men are fighting to touch a rabbi’s
long dead corpse while the world watches
and asks, “Where do we go from here?”
and I ask them, “Who was the one
who held her hand in the hospital
while I watched her die in this iPad?”
The paper says; lung disease, monoclonal
antibodies, electric killing snow storms,
a plague of “no I won’t”
and freedom to eat indoors. As if grace
were in the act of dining. I dine alone,
my eyes closed, I can smell you
in the pillow: Lotus Musk.
Because of it, I won’t take off your pillow case
or run your nightgowns through the wash.
I smell you even in the living room;
it’s strange, how suddenly, I’m here
expecting you’ll come through the door.
Still, I find no paradise in common prayer,
no antidote to earth’s churning ash
or life in the beating of the surf
where now (as you wished) you disperse.
If peace is forgetting, the lack of it
accounts for my recurring dream:
running in streets, dropping
bones doused in shadow
and orange flame. I’ve lost her
we got separated.
“We’ll meet by the oak in Riverside Park
where we used to smoke cigarettes in high school,
And I wait, I wait

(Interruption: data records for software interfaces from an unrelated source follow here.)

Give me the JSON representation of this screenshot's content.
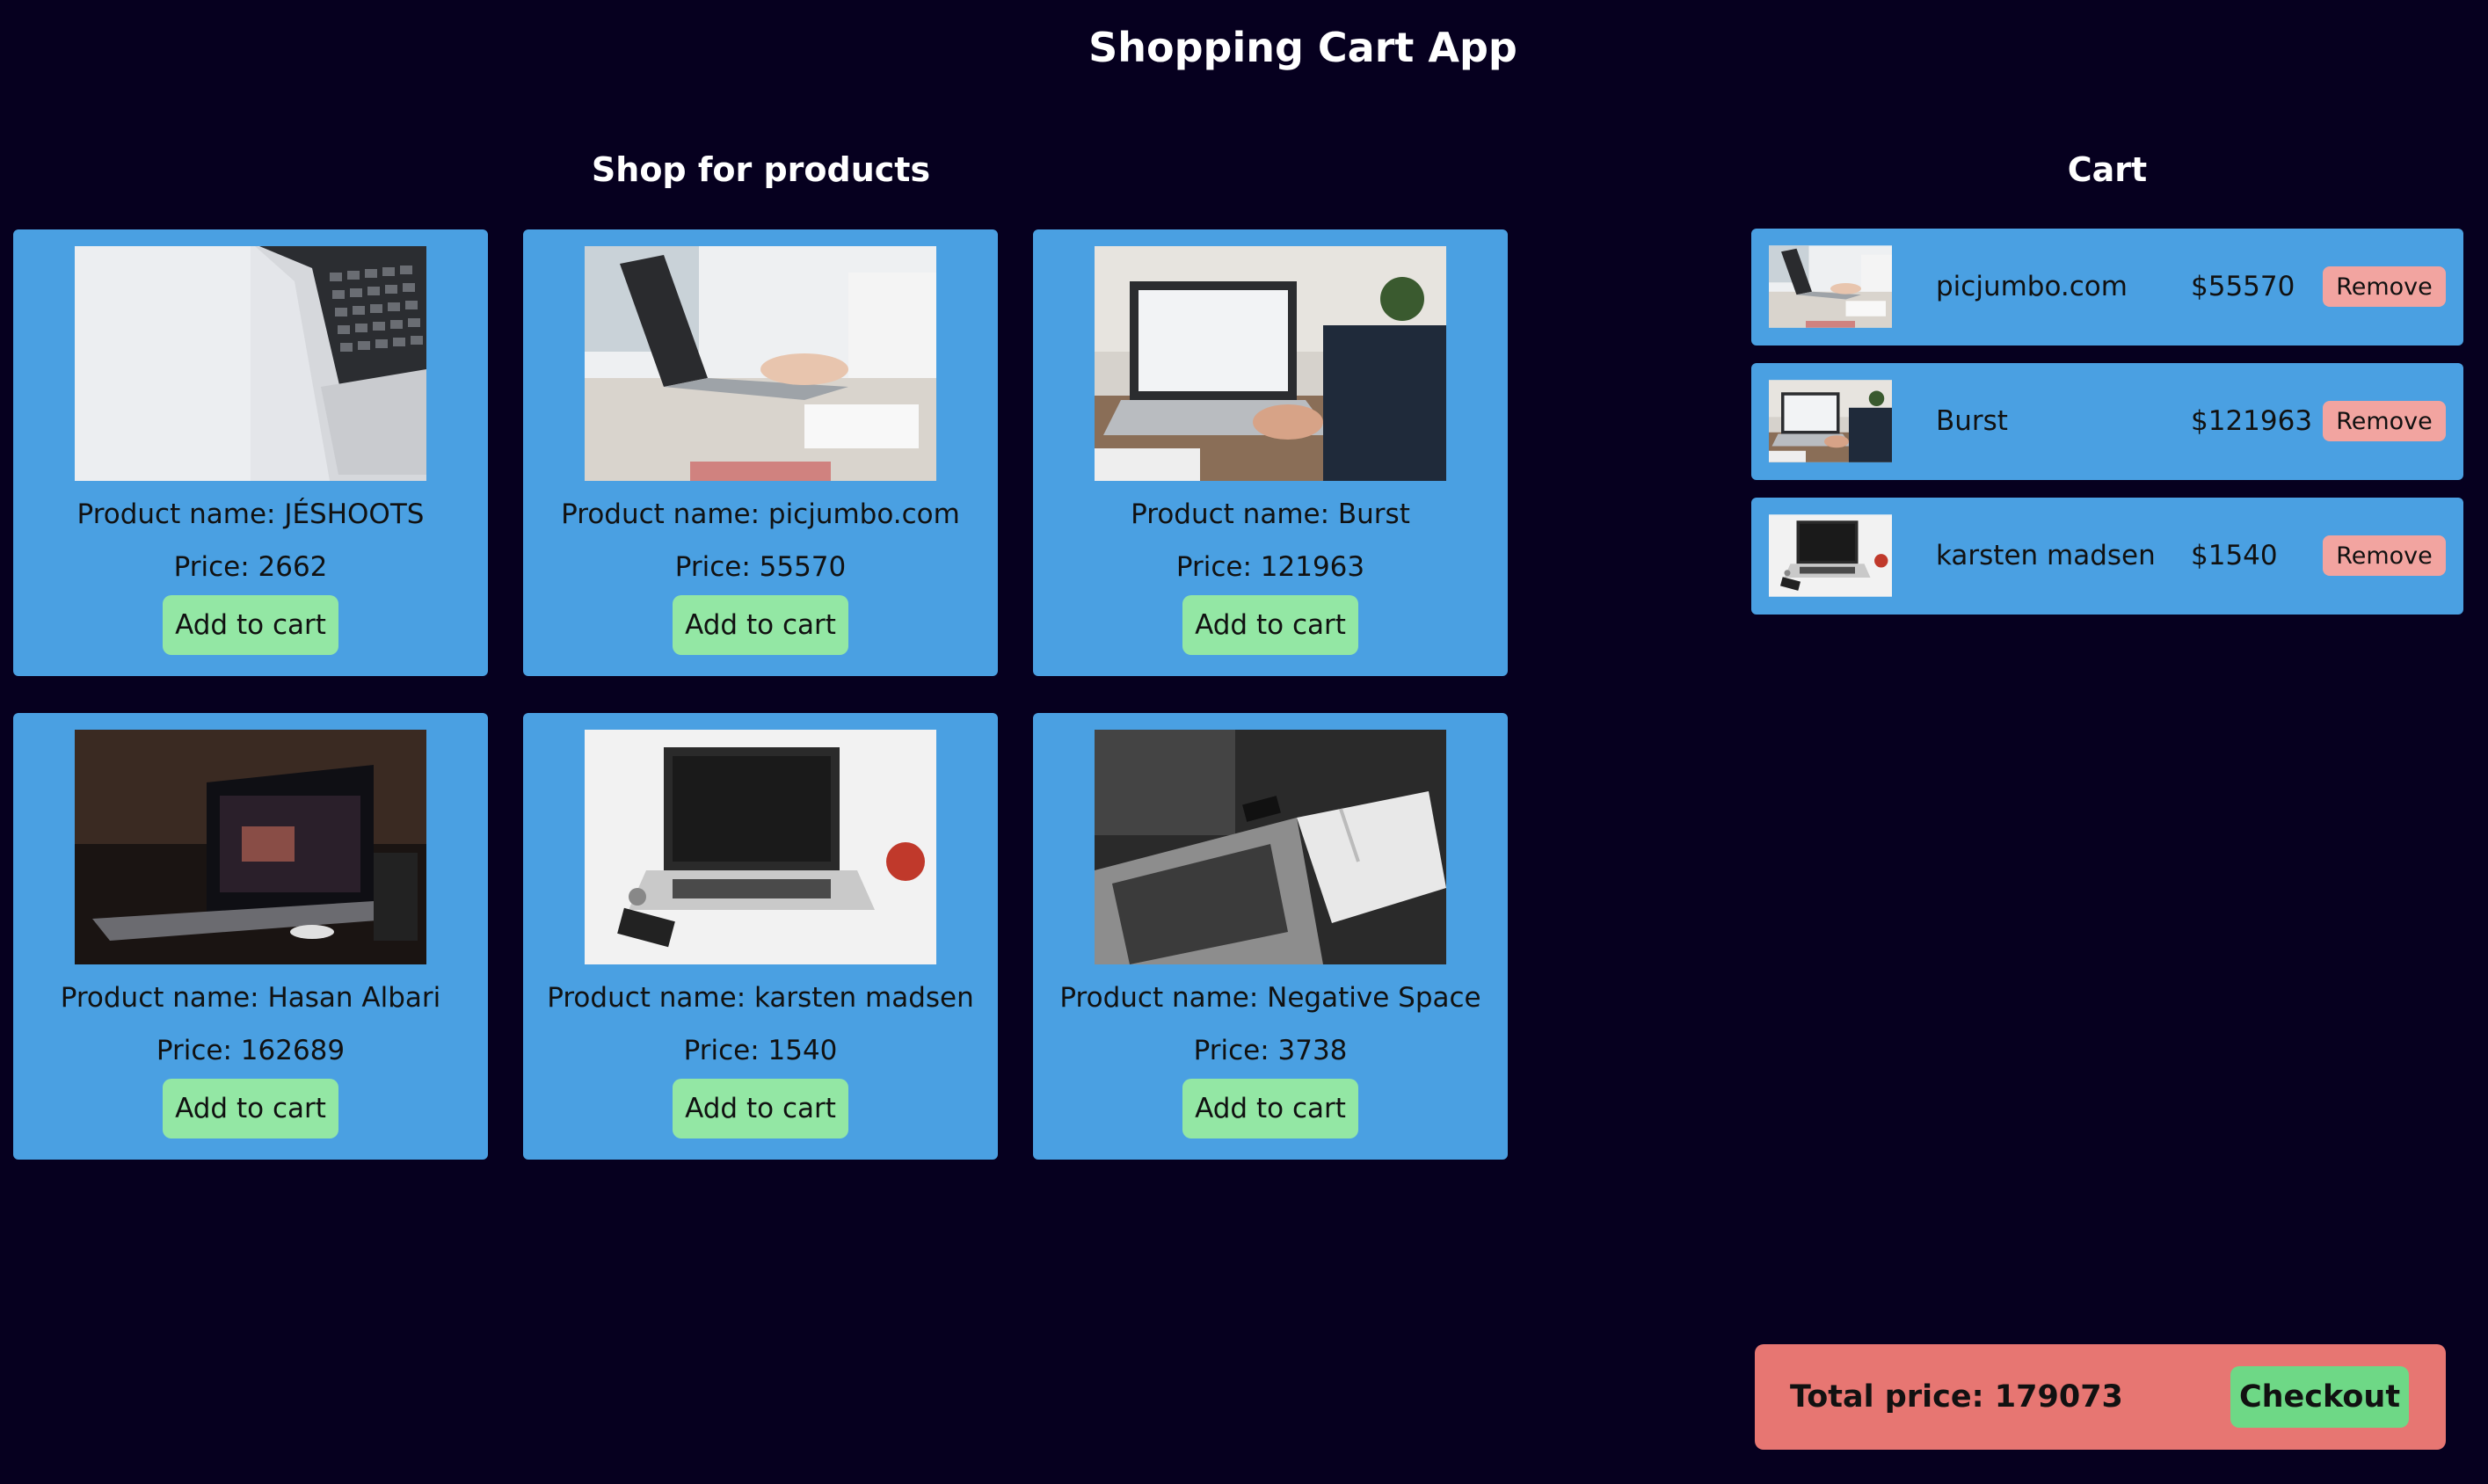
{
  "app": {
    "title": "Shopping Cart App"
  },
  "shop": {
    "title": "Shop for products",
    "products": [
      {
        "name": "Product name: JÉSHOOTS",
        "price": "Price: 2662",
        "button": "Add to cart",
        "image": "laptop-keyboard-closeup-photo"
      },
      {
        "name": "Product name: picjumbo.com",
        "price": "Price: 55570",
        "button": "Add to cart",
        "image": "hands-typing-laptop-photo"
      },
      {
        "name": "Product name: Burst",
        "price": "Price: 121963",
        "button": "Add to cart",
        "image": "person-using-laptop-desk-photo"
      },
      {
        "name": "Product name: Hasan Albari",
        "price": "Price: 162689",
        "button": "Add to cart",
        "image": "dark-laptop-desk-photo"
      },
      {
        "name": "Product name: karsten madsen",
        "price": "Price: 1540",
        "button": "Add to cart",
        "image": "laptop-apple-phone-photo"
      },
      {
        "name": "Product name: Negative Space",
        "price": "Price: 3738",
        "button": "Add to cart",
        "image": "laptop-notebook-phone-bw-photo"
      }
    ]
  },
  "cart": {
    "title": "Cart",
    "items": [
      {
        "name": "picjumbo.com",
        "price": "$55570",
        "button": "Remove"
      },
      {
        "name": "Burst",
        "price": "$121963",
        "button": "Remove"
      },
      {
        "name": "karsten madsen",
        "price": "$1540",
        "button": "Remove"
      }
    ],
    "total_label": "Total price: 179073",
    "checkout_label": "Checkout"
  },
  "colors": {
    "background": "#06001f",
    "card": "#4aa0e2",
    "add_button": "#93e7a4",
    "remove_button": "#f2a4a0",
    "total_box": "#e77672",
    "checkout_button": "#6ed886"
  }
}
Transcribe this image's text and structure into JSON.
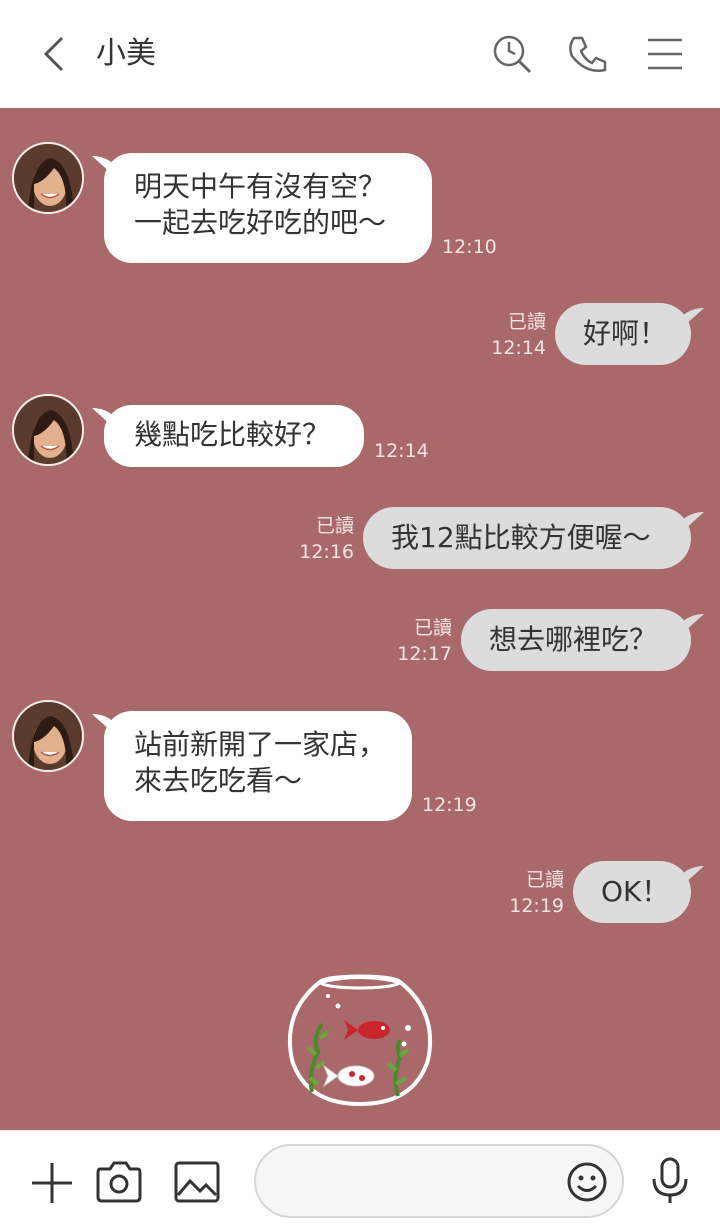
{
  "header": {
    "contact_name": "小美",
    "icons": [
      "back-chevron-icon",
      "search-history-icon",
      "phone-icon",
      "menu-icon"
    ]
  },
  "colors": {
    "background": "#a9696b",
    "incoming_bubble": "#ffffff",
    "outgoing_bubble": "#dcdcdc"
  },
  "messages": [
    {
      "side": "in",
      "text": "明天中午有沒有空？\n一起去吃好吃的吧～",
      "time": "12:10"
    },
    {
      "side": "out",
      "text": "好啊！",
      "read": "已讀",
      "time": "12:14"
    },
    {
      "side": "in",
      "text": "幾點吃比較好？",
      "time": "12:14"
    },
    {
      "side": "out",
      "text": "我12點比較方便喔～",
      "read": "已讀",
      "time": "12:16"
    },
    {
      "side": "out",
      "text": "想去哪裡吃？",
      "read": "已讀",
      "time": "12:17"
    },
    {
      "side": "in",
      "text": "站前新開了一家店，\n來去吃吃看～",
      "time": "12:19"
    },
    {
      "side": "out",
      "text": "OK！",
      "read": "已讀",
      "time": "12:19"
    }
  ],
  "input_bar": {
    "placeholder": "",
    "icons": [
      "plus-icon",
      "camera-icon",
      "image-icon",
      "emoji-icon",
      "microphone-icon"
    ]
  }
}
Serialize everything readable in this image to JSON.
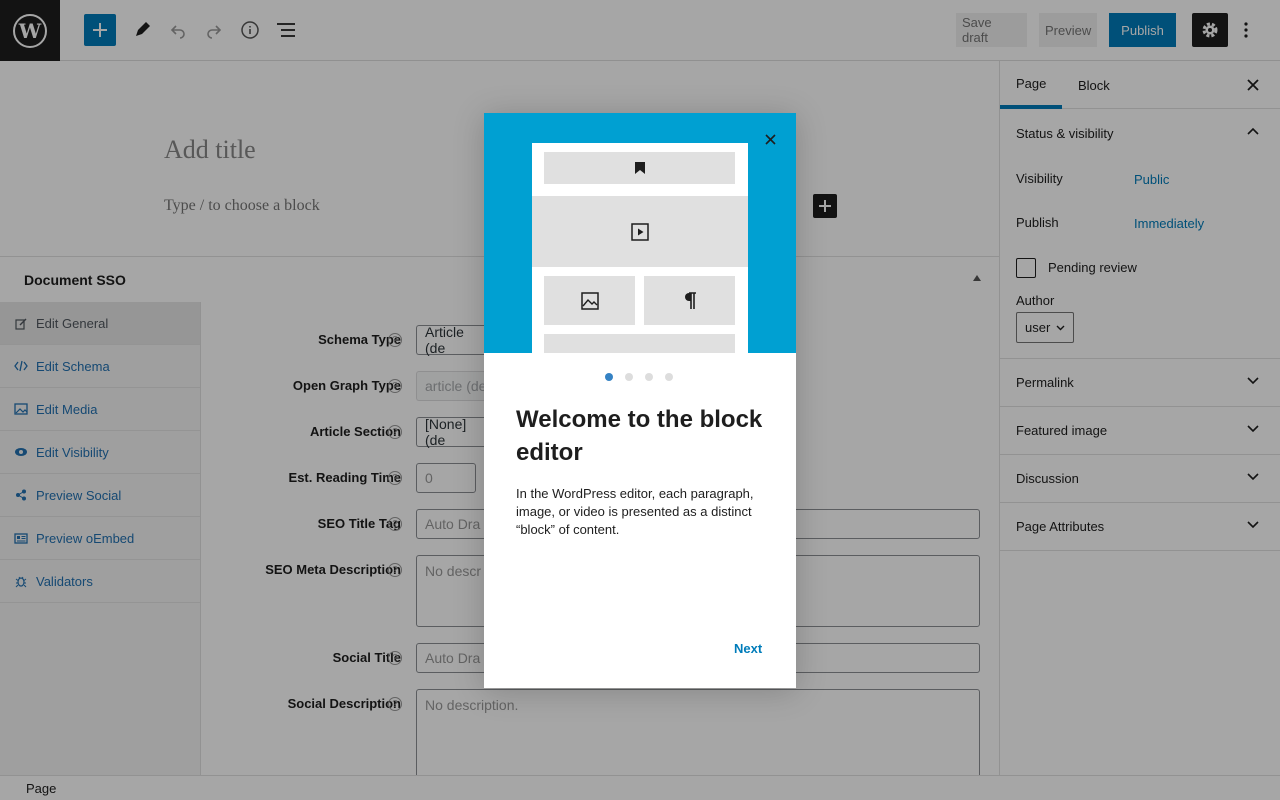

until the fire is almost to my feet
on the hill above the scar
I have to run! Run to the river,
take deep gulps, and quench
my thirst, vomit
all of what could kill me: —
the memory that makes me wait
as if to say what went unsaid.
Ryan is the Poet and Writer in Residence at the BWL School in New York City, and is Editor at the Poetry Barn. He graduated from Emerson College and holds an MFA in poetry from Hunter College. His poetry has been published online and in print.